Description of the task – Exact copy, no pictures: set down every entry below as written.

The records Block Start

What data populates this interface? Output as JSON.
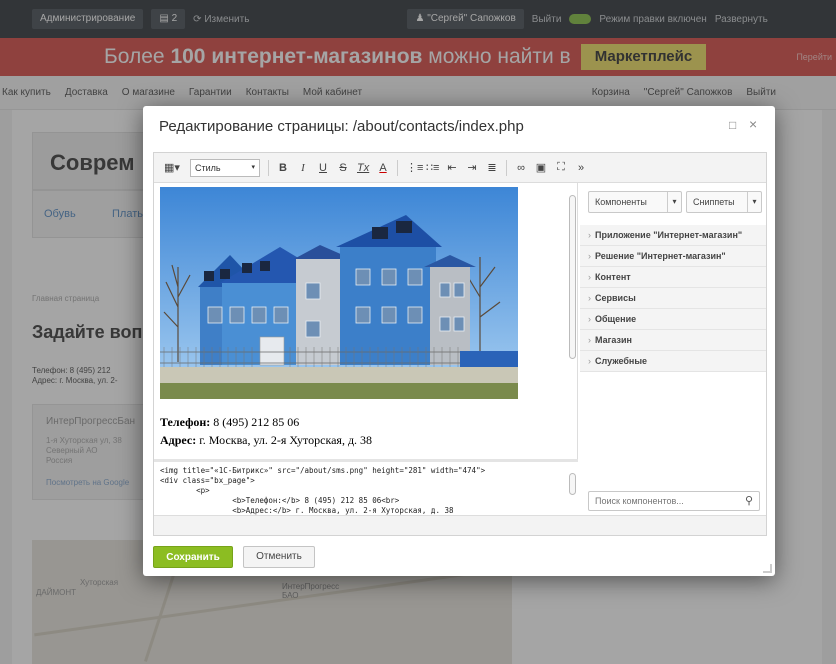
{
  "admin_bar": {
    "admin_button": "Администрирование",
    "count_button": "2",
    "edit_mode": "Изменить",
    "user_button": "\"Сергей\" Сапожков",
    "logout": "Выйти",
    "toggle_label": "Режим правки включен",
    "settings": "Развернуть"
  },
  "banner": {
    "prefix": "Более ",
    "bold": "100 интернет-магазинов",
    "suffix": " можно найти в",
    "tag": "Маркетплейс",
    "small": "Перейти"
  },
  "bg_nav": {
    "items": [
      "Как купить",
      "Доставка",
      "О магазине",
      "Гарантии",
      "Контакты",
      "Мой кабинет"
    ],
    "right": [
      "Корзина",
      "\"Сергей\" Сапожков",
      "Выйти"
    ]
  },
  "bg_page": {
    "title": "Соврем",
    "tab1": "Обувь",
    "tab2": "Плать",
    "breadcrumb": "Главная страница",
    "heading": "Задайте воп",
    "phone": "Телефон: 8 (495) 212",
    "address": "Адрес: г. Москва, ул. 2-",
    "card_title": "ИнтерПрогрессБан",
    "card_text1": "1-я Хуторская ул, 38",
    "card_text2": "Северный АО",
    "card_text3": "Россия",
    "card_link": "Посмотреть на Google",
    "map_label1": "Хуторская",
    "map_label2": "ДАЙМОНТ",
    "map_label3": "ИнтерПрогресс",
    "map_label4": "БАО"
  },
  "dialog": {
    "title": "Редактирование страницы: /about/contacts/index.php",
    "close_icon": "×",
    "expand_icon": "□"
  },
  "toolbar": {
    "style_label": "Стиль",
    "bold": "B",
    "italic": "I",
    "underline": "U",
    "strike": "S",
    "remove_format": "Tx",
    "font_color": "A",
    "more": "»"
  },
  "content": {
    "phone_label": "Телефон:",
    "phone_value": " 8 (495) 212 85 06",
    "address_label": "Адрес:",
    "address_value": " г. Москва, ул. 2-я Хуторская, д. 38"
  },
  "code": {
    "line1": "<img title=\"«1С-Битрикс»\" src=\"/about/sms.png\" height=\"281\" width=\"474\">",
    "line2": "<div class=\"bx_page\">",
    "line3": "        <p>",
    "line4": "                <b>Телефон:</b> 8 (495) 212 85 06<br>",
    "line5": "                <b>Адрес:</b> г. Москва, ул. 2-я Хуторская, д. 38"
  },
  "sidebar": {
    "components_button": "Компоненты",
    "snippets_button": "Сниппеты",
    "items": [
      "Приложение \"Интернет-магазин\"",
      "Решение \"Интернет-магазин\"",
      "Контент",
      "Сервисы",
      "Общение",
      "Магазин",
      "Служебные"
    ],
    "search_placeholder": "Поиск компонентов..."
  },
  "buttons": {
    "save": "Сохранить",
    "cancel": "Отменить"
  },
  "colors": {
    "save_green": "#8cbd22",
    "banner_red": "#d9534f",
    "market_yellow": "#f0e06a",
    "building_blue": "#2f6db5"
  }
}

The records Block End

Answer section –
What data populates this interface? Output as JSON.
{
  "admin_bar": {
    "admin_button": "Администрирование",
    "count_button": "2",
    "edit_mode": "Изменить",
    "user_button": "\"Сергей\" Сапожков",
    "logout": "Выйти",
    "toggle_label": "Режим правки включен",
    "settings": "Развернуть"
  },
  "banner": {
    "prefix": "Более ",
    "bold": "100 интернет-магазинов",
    "suffix": " можно найти в",
    "tag": "Маркетплейс",
    "small": "Перейти"
  },
  "bg_nav": {
    "items": [
      "Как купить",
      "Доставка",
      "О магазине",
      "Гарантии",
      "Контакты",
      "Мой кабинет"
    ],
    "right": [
      "Корзина",
      "\"Сергей\" Сапожков",
      "Выйти"
    ]
  },
  "bg_page": {
    "title": "Соврем",
    "tab1": "Обувь",
    "tab2": "Плать",
    "breadcrumb": "Главная страница",
    "heading": "Задайте воп",
    "phone": "Телефон: 8 (495) 212",
    "address": "Адрес: г. Москва, ул. 2-",
    "card_title": "ИнтерПрогрессБан",
    "card_text1": "1-я Хуторская ул, 38",
    "card_text2": "Северный АО",
    "card_text3": "Россия",
    "card_link": "Посмотреть на Google",
    "map_label1": "Хуторская",
    "map_label2": "ДАЙМОНТ",
    "map_label3": "ИнтерПрогресс",
    "map_label4": "БАО"
  },
  "dialog": {
    "title": "Редактирование страницы: /about/contacts/index.php",
    "close_icon": "×",
    "expand_icon": "□"
  },
  "toolbar": {
    "style_label": "Стиль",
    "bold": "B",
    "italic": "I",
    "underline": "U",
    "strike": "S",
    "remove_format": "Tx",
    "font_color": "A",
    "more": "»"
  },
  "content": {
    "phone_label": "Телефон:",
    "phone_value": " 8 (495) 212 85 06",
    "address_label": "Адрес:",
    "address_value": " г. Москва, ул. 2-я Хуторская, д. 38"
  },
  "code": {
    "line1": "<img title=\"«1С-Битрикс»\" src=\"/about/sms.png\" height=\"281\" width=\"474\">",
    "line2": "<div class=\"bx_page\">",
    "line3": "        <p>",
    "line4": "                <b>Телефон:</b> 8 (495) 212 85 06<br>",
    "line5": "                <b>Адрес:</b> г. Москва, ул. 2-я Хуторская, д. 38"
  },
  "sidebar": {
    "components_button": "Компоненты",
    "snippets_button": "Сниппеты",
    "items": [
      "Приложение \"Интернет-магазин\"",
      "Решение \"Интернет-магазин\"",
      "Контент",
      "Сервисы",
      "Общение",
      "Магазин",
      "Служебные"
    ],
    "search_placeholder": "Поиск компонентов..."
  },
  "buttons": {
    "save": "Сохранить",
    "cancel": "Отменить"
  },
  "colors": {
    "save_green": "#8cbd22",
    "banner_red": "#d9534f",
    "market_yellow": "#f0e06a",
    "building_blue": "#2f6db5"
  }
}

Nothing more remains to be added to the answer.